TO DO: Work through the lines below and count those holding "value"; reply with the number only.

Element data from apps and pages

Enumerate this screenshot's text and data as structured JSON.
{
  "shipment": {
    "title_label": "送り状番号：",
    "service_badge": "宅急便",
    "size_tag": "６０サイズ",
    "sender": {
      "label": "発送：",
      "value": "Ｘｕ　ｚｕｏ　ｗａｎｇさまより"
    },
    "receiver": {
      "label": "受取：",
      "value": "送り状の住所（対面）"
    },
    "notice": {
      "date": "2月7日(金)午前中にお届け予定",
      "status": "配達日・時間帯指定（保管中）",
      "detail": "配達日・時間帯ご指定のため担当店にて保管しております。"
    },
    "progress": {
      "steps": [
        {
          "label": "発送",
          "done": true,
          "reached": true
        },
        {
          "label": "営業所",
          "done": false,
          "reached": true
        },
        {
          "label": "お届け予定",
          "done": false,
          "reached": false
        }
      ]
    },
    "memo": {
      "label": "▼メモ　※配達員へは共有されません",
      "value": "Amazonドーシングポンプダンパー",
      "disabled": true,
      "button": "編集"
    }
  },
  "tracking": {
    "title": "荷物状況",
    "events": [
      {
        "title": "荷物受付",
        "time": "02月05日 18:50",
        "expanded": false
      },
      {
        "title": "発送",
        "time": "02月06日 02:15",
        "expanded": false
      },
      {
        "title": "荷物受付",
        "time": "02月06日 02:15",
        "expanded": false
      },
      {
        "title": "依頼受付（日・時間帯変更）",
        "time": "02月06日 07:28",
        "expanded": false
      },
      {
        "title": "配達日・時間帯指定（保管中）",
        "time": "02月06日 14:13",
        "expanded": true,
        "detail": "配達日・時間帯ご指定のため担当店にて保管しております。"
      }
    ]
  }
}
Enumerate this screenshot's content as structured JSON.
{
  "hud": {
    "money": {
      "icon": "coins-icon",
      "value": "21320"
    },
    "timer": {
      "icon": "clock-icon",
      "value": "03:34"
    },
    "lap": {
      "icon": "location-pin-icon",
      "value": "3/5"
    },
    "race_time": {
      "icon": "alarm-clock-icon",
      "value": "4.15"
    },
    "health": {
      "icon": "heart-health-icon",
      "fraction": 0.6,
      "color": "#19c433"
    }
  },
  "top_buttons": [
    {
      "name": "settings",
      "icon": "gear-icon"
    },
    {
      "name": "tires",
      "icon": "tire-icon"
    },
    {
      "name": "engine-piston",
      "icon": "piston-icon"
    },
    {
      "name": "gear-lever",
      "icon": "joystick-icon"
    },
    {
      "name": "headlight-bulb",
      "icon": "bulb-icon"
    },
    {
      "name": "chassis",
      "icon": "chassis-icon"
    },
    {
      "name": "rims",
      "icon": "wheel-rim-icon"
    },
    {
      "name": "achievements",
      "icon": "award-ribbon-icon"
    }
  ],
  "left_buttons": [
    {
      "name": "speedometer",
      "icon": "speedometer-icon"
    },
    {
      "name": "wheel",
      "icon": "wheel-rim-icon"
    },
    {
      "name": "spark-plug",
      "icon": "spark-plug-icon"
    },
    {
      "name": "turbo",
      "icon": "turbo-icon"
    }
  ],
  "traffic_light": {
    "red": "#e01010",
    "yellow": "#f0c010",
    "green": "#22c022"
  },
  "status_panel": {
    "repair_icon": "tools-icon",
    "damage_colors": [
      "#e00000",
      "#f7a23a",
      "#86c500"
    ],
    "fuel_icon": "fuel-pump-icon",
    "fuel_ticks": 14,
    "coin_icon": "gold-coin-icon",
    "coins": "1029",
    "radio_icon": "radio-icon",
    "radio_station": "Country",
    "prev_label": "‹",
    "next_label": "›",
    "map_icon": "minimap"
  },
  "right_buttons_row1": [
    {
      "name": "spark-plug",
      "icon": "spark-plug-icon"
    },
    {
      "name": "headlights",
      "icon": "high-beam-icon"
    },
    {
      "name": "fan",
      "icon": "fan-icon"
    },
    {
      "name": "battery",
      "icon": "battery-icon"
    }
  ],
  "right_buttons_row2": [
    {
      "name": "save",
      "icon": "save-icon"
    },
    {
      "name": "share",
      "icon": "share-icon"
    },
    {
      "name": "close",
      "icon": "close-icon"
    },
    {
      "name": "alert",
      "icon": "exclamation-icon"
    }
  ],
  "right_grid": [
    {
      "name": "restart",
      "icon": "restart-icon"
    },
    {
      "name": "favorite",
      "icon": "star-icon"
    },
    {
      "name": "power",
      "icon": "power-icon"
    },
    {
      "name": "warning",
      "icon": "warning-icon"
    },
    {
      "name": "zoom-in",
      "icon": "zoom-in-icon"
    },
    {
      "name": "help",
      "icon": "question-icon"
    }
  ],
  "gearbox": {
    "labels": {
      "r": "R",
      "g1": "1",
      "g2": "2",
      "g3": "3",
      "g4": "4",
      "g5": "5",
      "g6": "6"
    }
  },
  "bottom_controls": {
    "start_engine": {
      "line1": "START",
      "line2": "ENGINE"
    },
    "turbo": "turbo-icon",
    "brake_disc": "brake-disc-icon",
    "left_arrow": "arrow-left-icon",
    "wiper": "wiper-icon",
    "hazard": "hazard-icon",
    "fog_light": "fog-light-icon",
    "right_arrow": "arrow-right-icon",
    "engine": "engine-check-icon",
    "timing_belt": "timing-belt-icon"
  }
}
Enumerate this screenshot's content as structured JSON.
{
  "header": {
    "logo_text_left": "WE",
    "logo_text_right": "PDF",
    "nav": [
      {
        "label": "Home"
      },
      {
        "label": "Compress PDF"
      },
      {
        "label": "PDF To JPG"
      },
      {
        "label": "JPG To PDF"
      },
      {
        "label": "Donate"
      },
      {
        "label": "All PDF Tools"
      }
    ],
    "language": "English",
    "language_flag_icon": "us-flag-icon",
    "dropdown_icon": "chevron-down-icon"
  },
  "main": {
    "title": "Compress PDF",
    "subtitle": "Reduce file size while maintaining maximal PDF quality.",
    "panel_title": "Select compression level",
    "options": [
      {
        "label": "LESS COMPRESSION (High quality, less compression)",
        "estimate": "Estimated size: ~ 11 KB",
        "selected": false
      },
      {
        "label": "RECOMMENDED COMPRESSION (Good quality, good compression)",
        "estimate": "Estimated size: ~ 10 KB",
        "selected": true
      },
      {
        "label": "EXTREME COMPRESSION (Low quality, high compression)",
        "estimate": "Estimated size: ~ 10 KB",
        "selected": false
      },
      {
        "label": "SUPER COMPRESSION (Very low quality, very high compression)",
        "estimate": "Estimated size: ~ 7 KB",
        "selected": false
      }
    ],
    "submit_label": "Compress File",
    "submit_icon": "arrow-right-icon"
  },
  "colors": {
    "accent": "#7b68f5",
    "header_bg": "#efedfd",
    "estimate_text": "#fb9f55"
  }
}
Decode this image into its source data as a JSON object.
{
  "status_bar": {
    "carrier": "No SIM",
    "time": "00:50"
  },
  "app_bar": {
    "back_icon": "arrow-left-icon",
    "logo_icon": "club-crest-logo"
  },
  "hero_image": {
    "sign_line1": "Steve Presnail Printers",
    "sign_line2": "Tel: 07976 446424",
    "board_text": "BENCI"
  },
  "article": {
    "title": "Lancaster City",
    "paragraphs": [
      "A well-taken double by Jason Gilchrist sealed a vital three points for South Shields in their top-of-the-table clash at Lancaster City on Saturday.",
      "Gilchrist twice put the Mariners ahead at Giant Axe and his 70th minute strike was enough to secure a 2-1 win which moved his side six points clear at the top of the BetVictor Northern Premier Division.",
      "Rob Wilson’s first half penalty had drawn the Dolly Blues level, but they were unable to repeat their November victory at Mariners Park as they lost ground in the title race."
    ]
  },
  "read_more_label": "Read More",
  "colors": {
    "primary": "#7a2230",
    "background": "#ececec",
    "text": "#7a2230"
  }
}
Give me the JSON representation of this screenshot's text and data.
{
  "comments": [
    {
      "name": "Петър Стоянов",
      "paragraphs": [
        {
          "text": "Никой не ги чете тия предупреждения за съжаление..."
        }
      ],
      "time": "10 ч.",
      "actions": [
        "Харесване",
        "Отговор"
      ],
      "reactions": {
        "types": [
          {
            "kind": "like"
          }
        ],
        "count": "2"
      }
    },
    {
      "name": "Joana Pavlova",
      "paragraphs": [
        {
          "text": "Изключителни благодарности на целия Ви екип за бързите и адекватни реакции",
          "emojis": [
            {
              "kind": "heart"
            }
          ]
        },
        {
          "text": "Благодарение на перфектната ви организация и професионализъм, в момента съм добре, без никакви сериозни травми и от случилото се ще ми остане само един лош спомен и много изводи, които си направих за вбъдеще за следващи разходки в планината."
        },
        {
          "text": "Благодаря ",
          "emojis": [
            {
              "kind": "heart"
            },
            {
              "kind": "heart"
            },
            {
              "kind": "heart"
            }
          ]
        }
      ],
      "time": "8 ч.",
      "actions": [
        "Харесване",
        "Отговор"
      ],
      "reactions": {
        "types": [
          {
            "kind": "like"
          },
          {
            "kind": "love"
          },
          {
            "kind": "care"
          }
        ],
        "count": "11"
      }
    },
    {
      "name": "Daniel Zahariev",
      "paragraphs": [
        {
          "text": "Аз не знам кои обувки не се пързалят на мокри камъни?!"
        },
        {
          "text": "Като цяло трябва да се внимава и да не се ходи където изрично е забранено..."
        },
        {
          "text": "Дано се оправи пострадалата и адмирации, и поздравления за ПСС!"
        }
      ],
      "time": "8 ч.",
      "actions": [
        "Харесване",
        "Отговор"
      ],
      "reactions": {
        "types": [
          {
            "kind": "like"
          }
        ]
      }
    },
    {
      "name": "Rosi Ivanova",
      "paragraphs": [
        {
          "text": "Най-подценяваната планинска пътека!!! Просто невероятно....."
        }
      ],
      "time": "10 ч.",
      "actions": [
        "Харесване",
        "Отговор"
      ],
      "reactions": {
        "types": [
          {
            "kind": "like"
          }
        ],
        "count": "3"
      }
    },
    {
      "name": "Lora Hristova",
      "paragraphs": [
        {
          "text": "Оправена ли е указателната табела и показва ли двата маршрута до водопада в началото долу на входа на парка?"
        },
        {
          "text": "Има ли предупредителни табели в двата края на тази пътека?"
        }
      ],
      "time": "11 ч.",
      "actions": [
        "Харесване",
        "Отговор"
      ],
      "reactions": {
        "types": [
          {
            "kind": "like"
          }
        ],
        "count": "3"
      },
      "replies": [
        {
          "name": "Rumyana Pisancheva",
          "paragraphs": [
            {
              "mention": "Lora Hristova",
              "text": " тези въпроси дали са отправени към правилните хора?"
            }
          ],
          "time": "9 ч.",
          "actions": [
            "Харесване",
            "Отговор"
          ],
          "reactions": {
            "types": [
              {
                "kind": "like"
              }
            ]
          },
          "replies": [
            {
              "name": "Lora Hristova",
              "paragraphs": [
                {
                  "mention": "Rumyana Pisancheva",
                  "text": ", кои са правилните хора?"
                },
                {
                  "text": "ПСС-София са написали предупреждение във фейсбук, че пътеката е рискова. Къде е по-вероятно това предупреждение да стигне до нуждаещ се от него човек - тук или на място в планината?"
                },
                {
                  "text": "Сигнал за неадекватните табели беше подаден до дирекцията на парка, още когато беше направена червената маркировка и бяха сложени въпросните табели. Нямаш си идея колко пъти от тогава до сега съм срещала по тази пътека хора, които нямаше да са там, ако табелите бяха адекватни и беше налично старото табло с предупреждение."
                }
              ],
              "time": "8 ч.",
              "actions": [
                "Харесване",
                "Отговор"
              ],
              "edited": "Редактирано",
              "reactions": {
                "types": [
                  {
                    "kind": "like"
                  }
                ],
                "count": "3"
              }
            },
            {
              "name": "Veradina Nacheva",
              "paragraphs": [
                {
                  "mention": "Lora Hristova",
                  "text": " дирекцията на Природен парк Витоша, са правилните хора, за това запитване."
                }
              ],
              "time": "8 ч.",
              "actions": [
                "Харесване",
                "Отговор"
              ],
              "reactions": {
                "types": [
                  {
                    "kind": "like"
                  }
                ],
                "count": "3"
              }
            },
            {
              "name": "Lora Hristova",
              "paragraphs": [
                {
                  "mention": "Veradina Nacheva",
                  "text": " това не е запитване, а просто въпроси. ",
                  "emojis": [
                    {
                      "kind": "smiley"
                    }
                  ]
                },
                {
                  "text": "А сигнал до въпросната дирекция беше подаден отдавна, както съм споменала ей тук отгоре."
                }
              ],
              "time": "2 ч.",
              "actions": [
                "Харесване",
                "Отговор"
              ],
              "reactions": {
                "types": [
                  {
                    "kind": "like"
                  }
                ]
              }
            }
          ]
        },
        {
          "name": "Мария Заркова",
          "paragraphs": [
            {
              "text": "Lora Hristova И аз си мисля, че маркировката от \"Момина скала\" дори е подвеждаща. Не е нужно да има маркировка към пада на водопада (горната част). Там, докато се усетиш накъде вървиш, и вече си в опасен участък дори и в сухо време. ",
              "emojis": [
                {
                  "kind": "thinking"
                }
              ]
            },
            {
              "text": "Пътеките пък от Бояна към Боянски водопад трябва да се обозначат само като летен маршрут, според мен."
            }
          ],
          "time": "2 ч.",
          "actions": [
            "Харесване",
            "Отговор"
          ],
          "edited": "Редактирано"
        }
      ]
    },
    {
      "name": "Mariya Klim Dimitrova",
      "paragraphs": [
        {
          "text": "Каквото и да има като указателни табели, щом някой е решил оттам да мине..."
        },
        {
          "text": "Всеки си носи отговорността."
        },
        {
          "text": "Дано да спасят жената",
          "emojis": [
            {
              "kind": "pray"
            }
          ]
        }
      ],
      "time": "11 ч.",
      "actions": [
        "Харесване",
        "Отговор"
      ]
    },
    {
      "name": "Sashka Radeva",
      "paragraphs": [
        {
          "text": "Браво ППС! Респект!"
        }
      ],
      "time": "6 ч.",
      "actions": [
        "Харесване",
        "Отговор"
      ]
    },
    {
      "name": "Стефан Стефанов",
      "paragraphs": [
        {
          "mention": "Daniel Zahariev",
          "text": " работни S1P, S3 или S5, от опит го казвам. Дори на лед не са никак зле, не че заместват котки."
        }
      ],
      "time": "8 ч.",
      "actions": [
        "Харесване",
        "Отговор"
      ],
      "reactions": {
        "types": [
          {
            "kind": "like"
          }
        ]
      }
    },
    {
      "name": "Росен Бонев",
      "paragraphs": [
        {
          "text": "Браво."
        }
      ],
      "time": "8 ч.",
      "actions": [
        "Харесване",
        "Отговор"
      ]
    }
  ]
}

ANSWER SECTION: 7